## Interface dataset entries
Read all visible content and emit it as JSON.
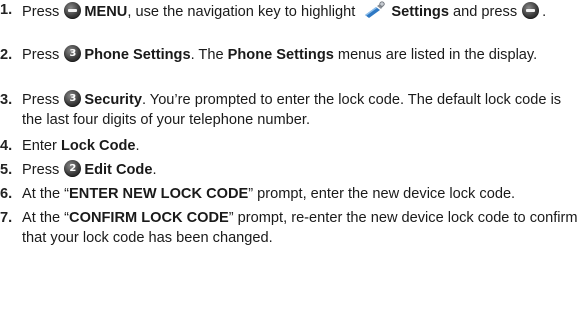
{
  "keys": {
    "step3": "3",
    "step5": "2"
  },
  "steps": [
    {
      "num": "1.",
      "t1": "Press ",
      "t2": "MENU",
      "t3": ", use the navigation key to highlight ",
      "t4": "Settings",
      "t5": " and press ",
      "t6": "."
    },
    {
      "num": "2.",
      "t1": "Press ",
      "t2": "Phone Settings",
      "t3": ". The ",
      "t4": "Phone Settings",
      "t5": " menus are listed in the display."
    },
    {
      "num": "3.",
      "t1": "Press ",
      "t2": "Security",
      "t3": ". You’re prompted to enter the lock code. The default lock code is the last four digits of your telephone number."
    },
    {
      "num": "4.",
      "t1": "Enter ",
      "t2": "Lock Code",
      "t3": "."
    },
    {
      "num": "5.",
      "t1": "Press ",
      "t2": "Edit Code",
      "t3": "."
    },
    {
      "num": "6.",
      "t1": "At the “",
      "t2": "ENTER NEW LOCK CODE",
      "t3": "” prompt, enter the new device lock code."
    },
    {
      "num": "7.",
      "t1": "At the “",
      "t2": "CONFIRM LOCK CODE",
      "t3": "” prompt, re-enter the new device lock code to confirm that your lock code has been changed."
    }
  ]
}
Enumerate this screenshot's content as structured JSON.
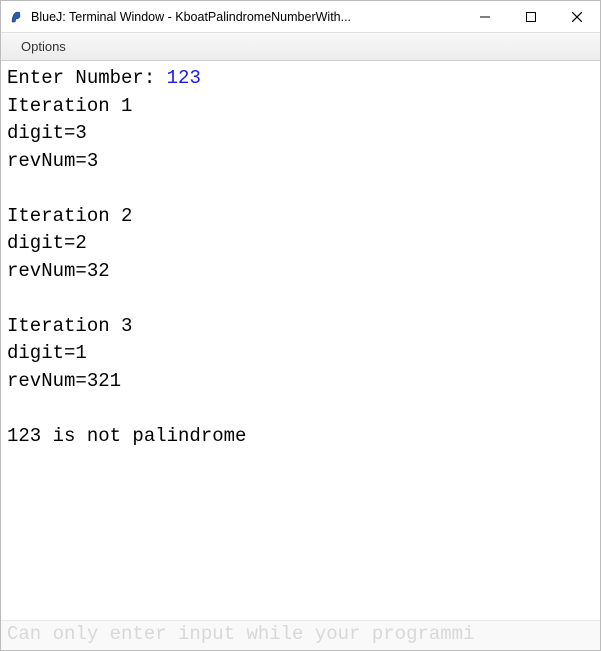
{
  "window": {
    "title": "BlueJ: Terminal Window - KboatPalindromeNumberWith..."
  },
  "menu": {
    "options": "Options"
  },
  "terminal": {
    "prompt": "Enter Number: ",
    "input": "123",
    "lines": [
      "Iteration 1",
      "digit=3",
      "revNum=3",
      "",
      "Iteration 2",
      "digit=2",
      "revNum=32",
      "",
      "Iteration 3",
      "digit=1",
      "revNum=321",
      "",
      "123 is not palindrome"
    ]
  },
  "status": {
    "text": "Can only enter input while your programmi"
  }
}
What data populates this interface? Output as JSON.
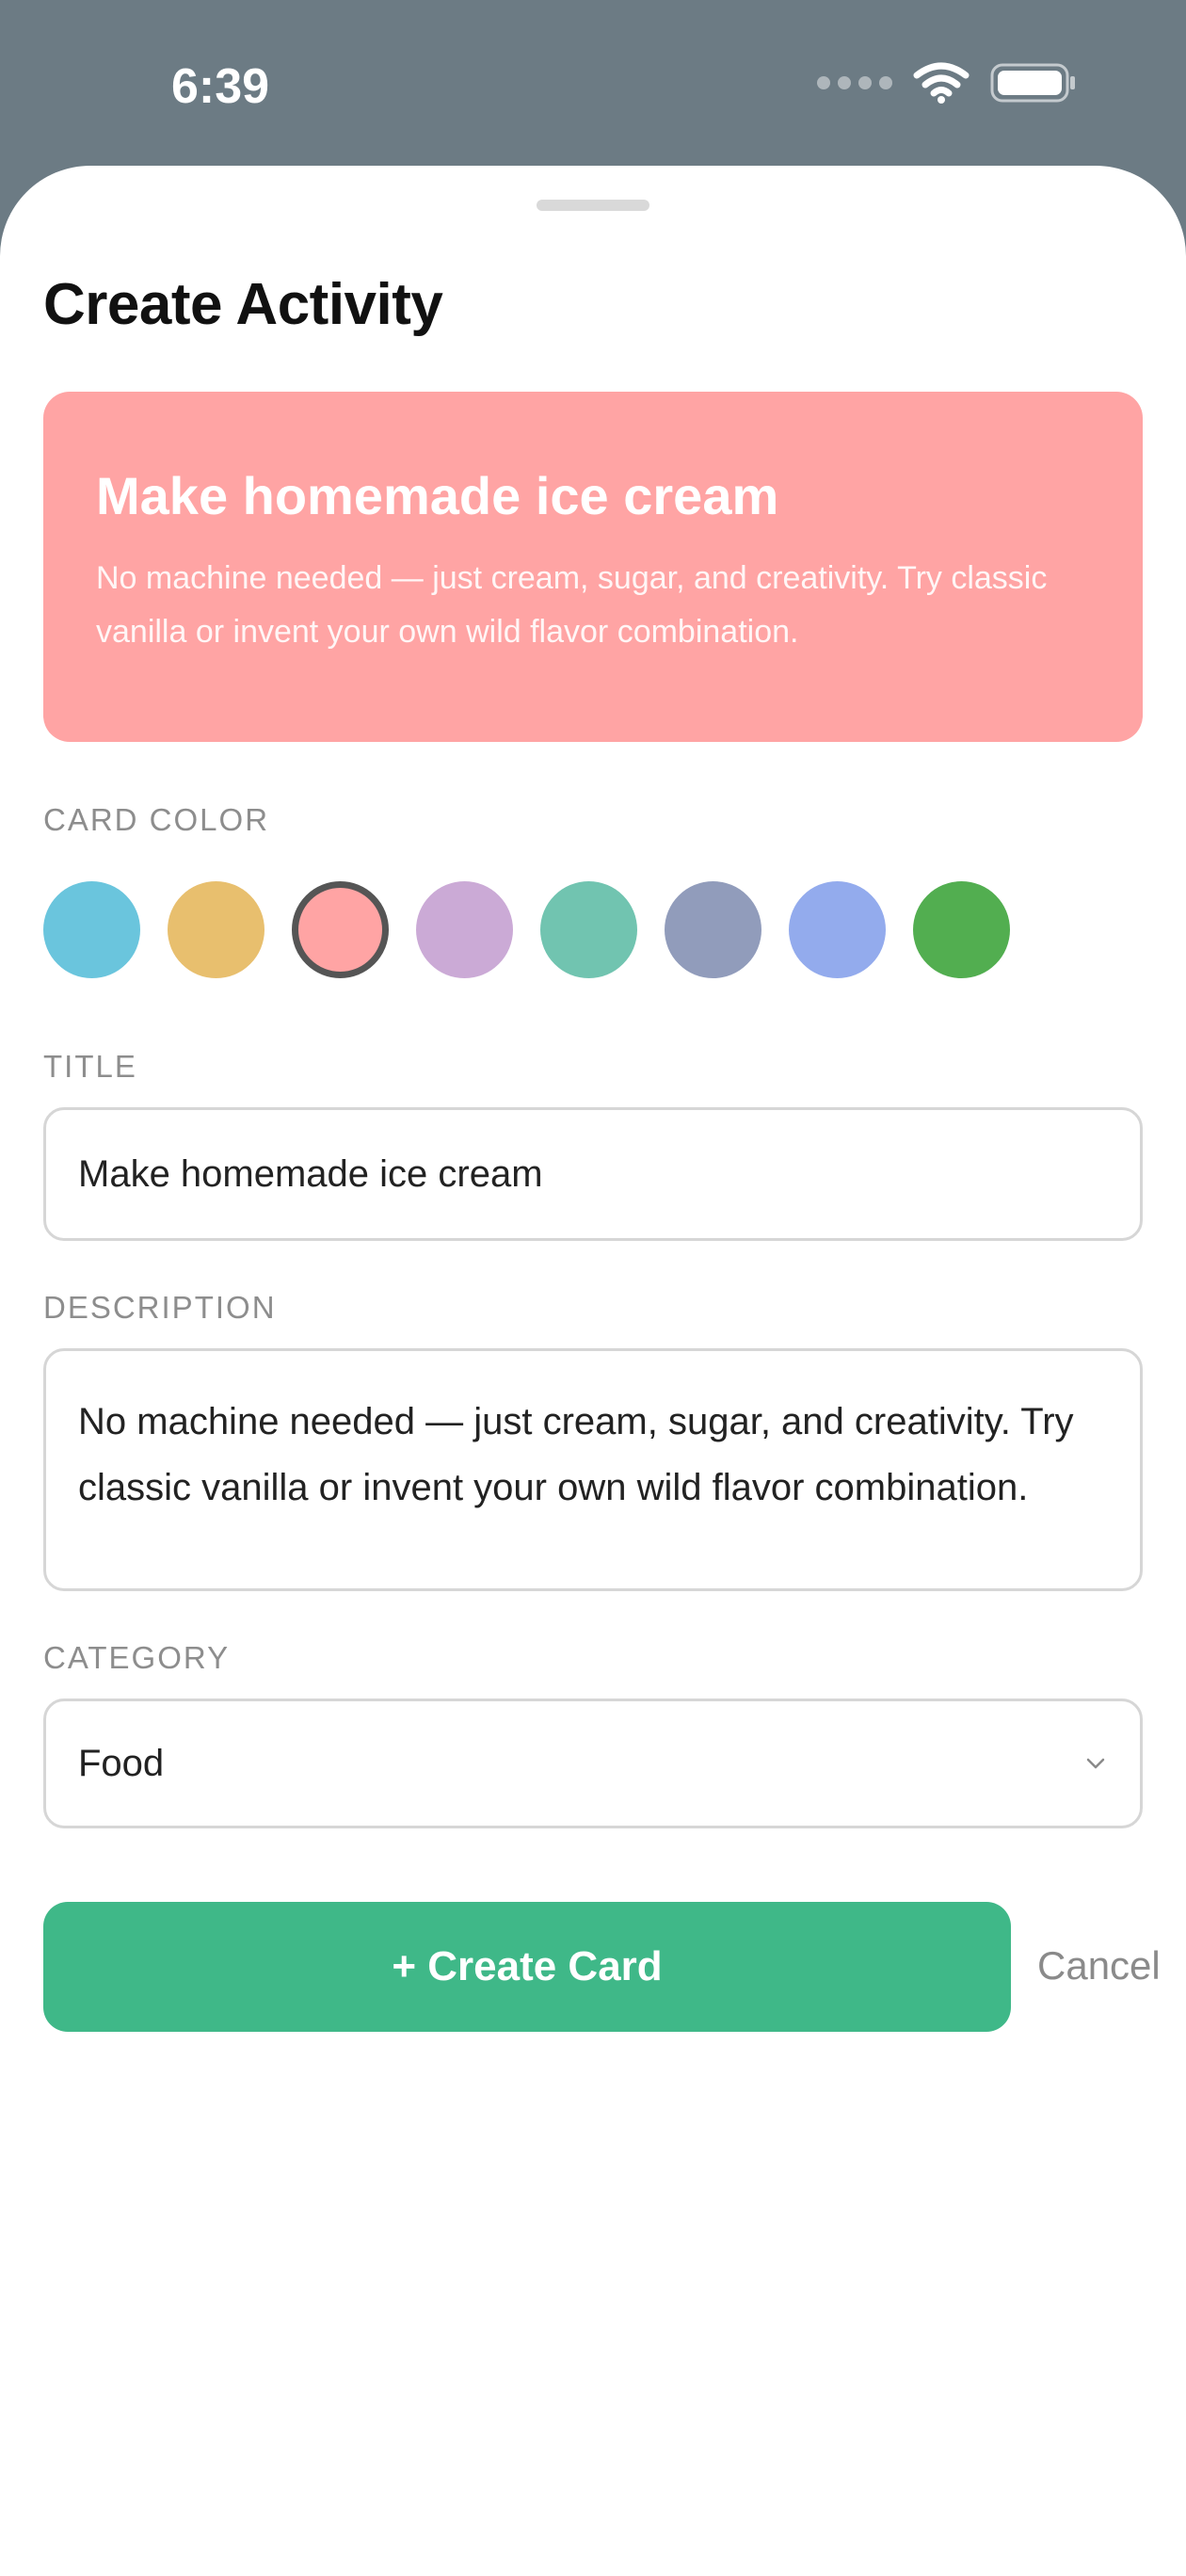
{
  "status_bar": {
    "time": "6:39"
  },
  "sheet": {
    "title": "Create Activity"
  },
  "preview": {
    "title": "Make homemade ice cream",
    "description": "No machine needed — just cream, sugar, and creativity. Try classic vanilla or invent your own wild flavor combination.",
    "color": "#ffa4a4"
  },
  "card_color": {
    "label": "CARD COLOR",
    "options": [
      "#6ac5dd",
      "#e8bf6e",
      "#ffa4a4",
      "#cbaad6",
      "#71c4b0",
      "#919cbb",
      "#93abed",
      "#52ae50"
    ],
    "selected_index": 2
  },
  "title_field": {
    "label": "TITLE",
    "value": "Make homemade ice cream"
  },
  "description_field": {
    "label": "DESCRIPTION",
    "value": "No machine needed — just cream, sugar, and creativity. Try classic vanilla or invent your own wild flavor combination."
  },
  "category_field": {
    "label": "CATEGORY",
    "value": "Food"
  },
  "actions": {
    "create_label": "+ Create Card",
    "cancel_label": "Cancel"
  },
  "colors": {
    "accent": "#3fb888",
    "backdrop": "#6c7b84"
  }
}
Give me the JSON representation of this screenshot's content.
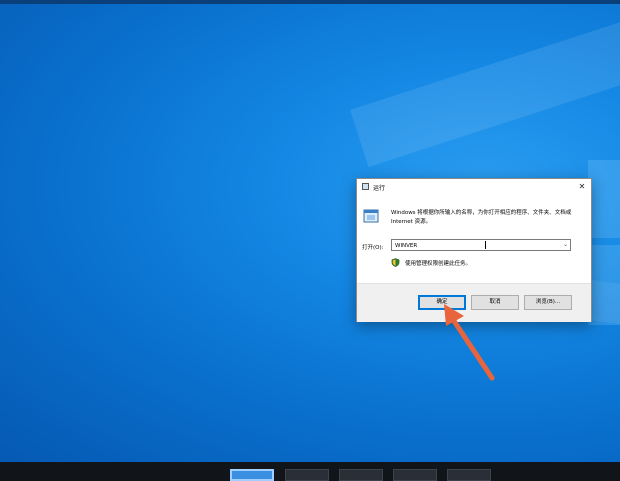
{
  "dialog": {
    "title": "运行",
    "close_label": "✕",
    "description": "Windows 将根据你所输入的名称，为你打开相应的程序、文件夹、文档或 Internet 资源。",
    "open_label": "打开(O):",
    "open_value": "WINVER",
    "admin_note": "使用管理权限创建此任务。",
    "buttons": {
      "ok": "确定",
      "cancel": "取消",
      "browse": "浏览(B)..."
    }
  },
  "colors": {
    "desktop_blue": "#0a7ad6",
    "accent": "#0078d7",
    "arrow": "#e8643c"
  },
  "taskbar": {
    "thumbnails": [
      "thumb-1",
      "thumb-2",
      "thumb-3",
      "thumb-4",
      "thumb-5"
    ]
  }
}
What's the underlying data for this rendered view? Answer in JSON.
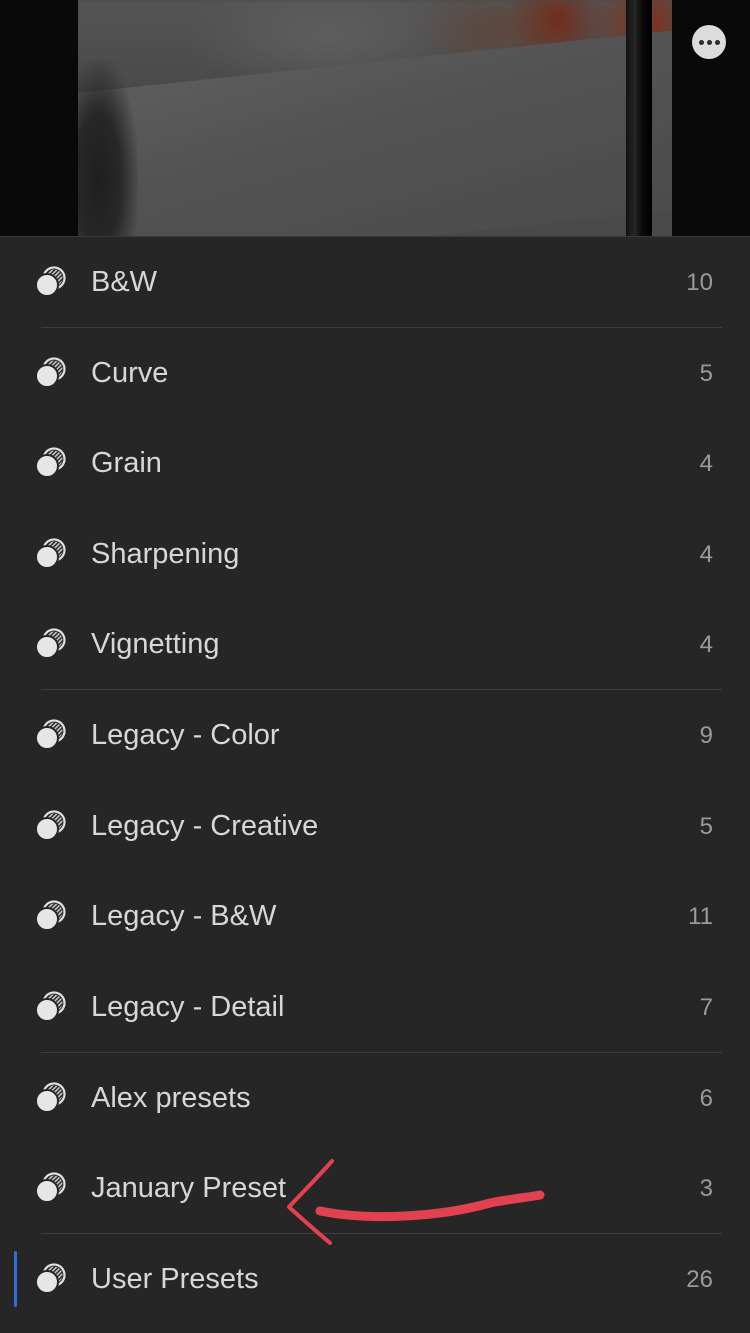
{
  "header": {
    "more_icon": "more-horizontal-icon"
  },
  "presets": [
    {
      "label": "B&W",
      "count": "10",
      "icon": "preset-group-icon"
    },
    {
      "label": "Curve",
      "count": "5",
      "icon": "preset-group-icon"
    },
    {
      "label": "Grain",
      "count": "4",
      "icon": "preset-group-icon"
    },
    {
      "label": "Sharpening",
      "count": "4",
      "icon": "preset-group-icon"
    },
    {
      "label": "Vignetting",
      "count": "4",
      "icon": "preset-group-icon"
    },
    {
      "label": "Legacy - Color",
      "count": "9",
      "icon": "preset-group-icon"
    },
    {
      "label": "Legacy - Creative",
      "count": "5",
      "icon": "preset-group-icon"
    },
    {
      "label": "Legacy - B&W",
      "count": "11",
      "icon": "preset-group-icon"
    },
    {
      "label": "Legacy - Detail",
      "count": "7",
      "icon": "preset-group-icon"
    },
    {
      "label": "Alex presets",
      "count": "6",
      "icon": "preset-group-icon"
    },
    {
      "label": "January Preset",
      "count": "3",
      "icon": "preset-group-icon"
    },
    {
      "label": "User Presets",
      "count": "26",
      "icon": "preset-group-icon",
      "selected": true
    }
  ],
  "colors": {
    "panel_background": "#262626",
    "text": "#d7d7d7",
    "count_text": "#9a9a9a",
    "selection_accent": "#2f6ee0",
    "annotation_arrow": "#e2424f"
  }
}
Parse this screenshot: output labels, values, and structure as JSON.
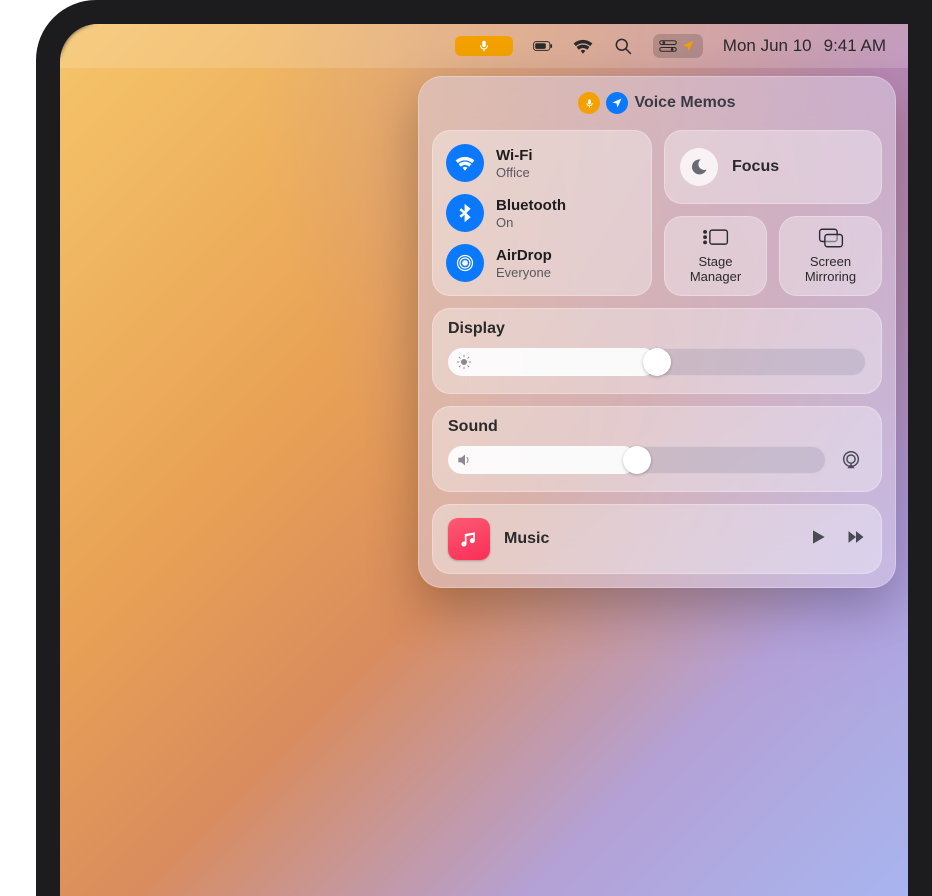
{
  "menubar": {
    "date": "Mon Jun 10",
    "time": "9:41 AM"
  },
  "header": {
    "app": "Voice Memos"
  },
  "connectivity": {
    "wifi": {
      "label": "Wi-Fi",
      "status": "Office"
    },
    "bluetooth": {
      "label": "Bluetooth",
      "status": "On"
    },
    "airdrop": {
      "label": "AirDrop",
      "status": "Everyone"
    }
  },
  "focus": {
    "label": "Focus"
  },
  "stage_manager": {
    "label": "Stage\nManager"
  },
  "screen_mirroring": {
    "label": "Screen\nMirroring"
  },
  "display": {
    "label": "Display",
    "value": 50
  },
  "sound": {
    "label": "Sound",
    "value": 50
  },
  "now_playing": {
    "label": "Music"
  }
}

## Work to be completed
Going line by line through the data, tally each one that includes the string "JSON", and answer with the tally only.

## Exercise response
6